Submitted by Adam Barrington
It was an exciting moment for Nevada state workers when Steve Sisolak won the gubernatorial election against Adam Laxalt in 2018. While many of us had hoped that Chris Giunchigliani, the progressive candidate in the Democratic gubernatorial primary, would be our candidate, we quickly made peace with the idea of a Sisolak governorship. The Laxalt alternative would have been an absolute catastrophe for workers across Nevada in both the public and private sectors.
Nevada state workers recognized the urgency of the 2018 gubernatorial race with the prescience that only experience can provide. We knew that if Adam Laxalt became the governor, we’d face budget cuts, furloughs, violations of contracts and other austerity measures characteristic of Laxalt and his ilk. Nevada state workers were still struggling to recover from the last failure of the neoliberal economic system. We knew we had to get Sisolak elected.

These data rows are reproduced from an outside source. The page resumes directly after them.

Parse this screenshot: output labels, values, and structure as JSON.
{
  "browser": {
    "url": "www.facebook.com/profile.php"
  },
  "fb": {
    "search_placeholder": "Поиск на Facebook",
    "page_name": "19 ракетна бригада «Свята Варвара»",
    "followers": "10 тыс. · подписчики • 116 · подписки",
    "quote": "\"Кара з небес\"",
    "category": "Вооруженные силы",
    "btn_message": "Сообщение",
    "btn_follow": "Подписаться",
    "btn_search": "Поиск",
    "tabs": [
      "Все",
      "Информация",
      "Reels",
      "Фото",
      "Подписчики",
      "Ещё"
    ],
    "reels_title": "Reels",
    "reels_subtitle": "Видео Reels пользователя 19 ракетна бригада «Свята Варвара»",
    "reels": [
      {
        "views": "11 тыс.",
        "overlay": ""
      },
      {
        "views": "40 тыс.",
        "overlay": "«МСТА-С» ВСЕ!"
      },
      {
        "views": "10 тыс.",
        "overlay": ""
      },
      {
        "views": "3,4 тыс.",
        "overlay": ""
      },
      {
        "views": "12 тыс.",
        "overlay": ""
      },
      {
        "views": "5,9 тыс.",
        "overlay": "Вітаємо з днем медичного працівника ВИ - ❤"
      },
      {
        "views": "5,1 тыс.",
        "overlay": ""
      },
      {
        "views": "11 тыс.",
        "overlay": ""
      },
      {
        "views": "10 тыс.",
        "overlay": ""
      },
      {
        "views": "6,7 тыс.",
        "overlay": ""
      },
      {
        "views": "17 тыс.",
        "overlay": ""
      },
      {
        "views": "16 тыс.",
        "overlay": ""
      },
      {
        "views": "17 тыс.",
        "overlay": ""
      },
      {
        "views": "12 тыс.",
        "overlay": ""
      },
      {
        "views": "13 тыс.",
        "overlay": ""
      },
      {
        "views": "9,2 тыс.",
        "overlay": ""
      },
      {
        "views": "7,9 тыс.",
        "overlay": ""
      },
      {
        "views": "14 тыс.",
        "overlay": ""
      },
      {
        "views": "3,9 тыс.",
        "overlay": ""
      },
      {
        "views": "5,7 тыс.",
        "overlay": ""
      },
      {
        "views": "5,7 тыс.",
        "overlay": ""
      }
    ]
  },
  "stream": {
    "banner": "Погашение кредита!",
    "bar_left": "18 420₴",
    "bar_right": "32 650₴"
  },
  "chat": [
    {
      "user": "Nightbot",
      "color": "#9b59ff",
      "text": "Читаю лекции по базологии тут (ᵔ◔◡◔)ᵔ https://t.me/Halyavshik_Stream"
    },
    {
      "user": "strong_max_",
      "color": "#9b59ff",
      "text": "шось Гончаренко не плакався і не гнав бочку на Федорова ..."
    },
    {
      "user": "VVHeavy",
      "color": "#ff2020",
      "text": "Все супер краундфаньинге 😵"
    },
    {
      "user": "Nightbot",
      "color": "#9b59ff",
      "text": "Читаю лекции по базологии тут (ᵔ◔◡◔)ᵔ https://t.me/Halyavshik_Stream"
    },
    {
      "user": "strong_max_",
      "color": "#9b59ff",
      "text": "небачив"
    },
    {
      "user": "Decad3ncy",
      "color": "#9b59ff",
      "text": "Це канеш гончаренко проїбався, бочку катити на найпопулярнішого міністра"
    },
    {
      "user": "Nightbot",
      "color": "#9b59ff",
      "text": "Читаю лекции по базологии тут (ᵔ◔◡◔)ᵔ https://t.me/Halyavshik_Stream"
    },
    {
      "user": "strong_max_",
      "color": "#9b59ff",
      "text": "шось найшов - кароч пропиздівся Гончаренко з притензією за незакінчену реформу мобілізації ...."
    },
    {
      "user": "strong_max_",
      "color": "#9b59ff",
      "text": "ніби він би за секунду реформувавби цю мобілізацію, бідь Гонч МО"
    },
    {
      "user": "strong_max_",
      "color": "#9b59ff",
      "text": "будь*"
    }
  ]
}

Sisolak campaigned on a superficially pro-worker platform. He said that, if he won the election, he’d give state workers the right to collectively bargain. By Nevada standards, which takes into consideration the abuse suffered by all workers living within such a dour economic framework, this was quite substantial. However, given it’s the natural right of every worker to organize and mobilize whether the government–state or federal – likes it or not, this is hardly a reason to pat Sisolak’s back. The labor movement doesn’t beg for favors or saviors.
Fast forward to today: Sisolak is the governor of Nevada, the U.S. economy is in shambles, and state governments across the nation are balancing their budgets on the backs of their workers. Washington state workers are facing furloughs and budget cuts, as are state workers in Colorado, California and Florida. Nevada state workers are disgusted, but not entirely shocked that we are facing the same austerity measures.
The disgust comes mostly from the fact that much of our cynicism was legitimate. We figured Sisolak was the best shot we had at maintaining a sense of dignity on the job, but we acknowledged he’d probably let us down. Well, here we are: furloughs, budget cuts, nearly $70 million from education and health services. Is the governor unaware of Nevada’s unemployment rate? Our housing crisis? Our disastrous approaches to mental health and education?
Is the governor unaware that Nevada is considered a haven for predatory corporations and robber barons? Is Sisolak aware that state workers are among the lowest-paid workers in Nevada? That Tesla broke the state contract a long time ago? That taxpayers spent $750 million on a football stadium?
While there’s still time for Sisolak to prove us wrong, to demand a federal bailout, to tax corporations and parasitic elites, state workers highly doubt he’ll rise to the occasion. Looking back, such courage was never in the cards. However, state workers–organized, militant and union strong–will rise, as we always do when confronted with adversity.
Where’s Governor Chris G. when you need her?
Adam Barrington is a labor organizer from Cleveland, Ohio. He has worked with organizations such as Community Outreach Group and was an organizer for MoveOn.org’s United Against Hate campaign. During the RNC in Cleveland, Adam helped craft the public education platform for the People’s Justice and Peace Convention. He has a background in adolescent and young adult education and currently resides in Reno.
Submitted opinions do not necessarily reflect the views of This Is Reno. Have something to say? Submit an opinion article here.
This Is Reno is your source for award-winning independent, online Reno news and events since 2009. We are locally owned and operated.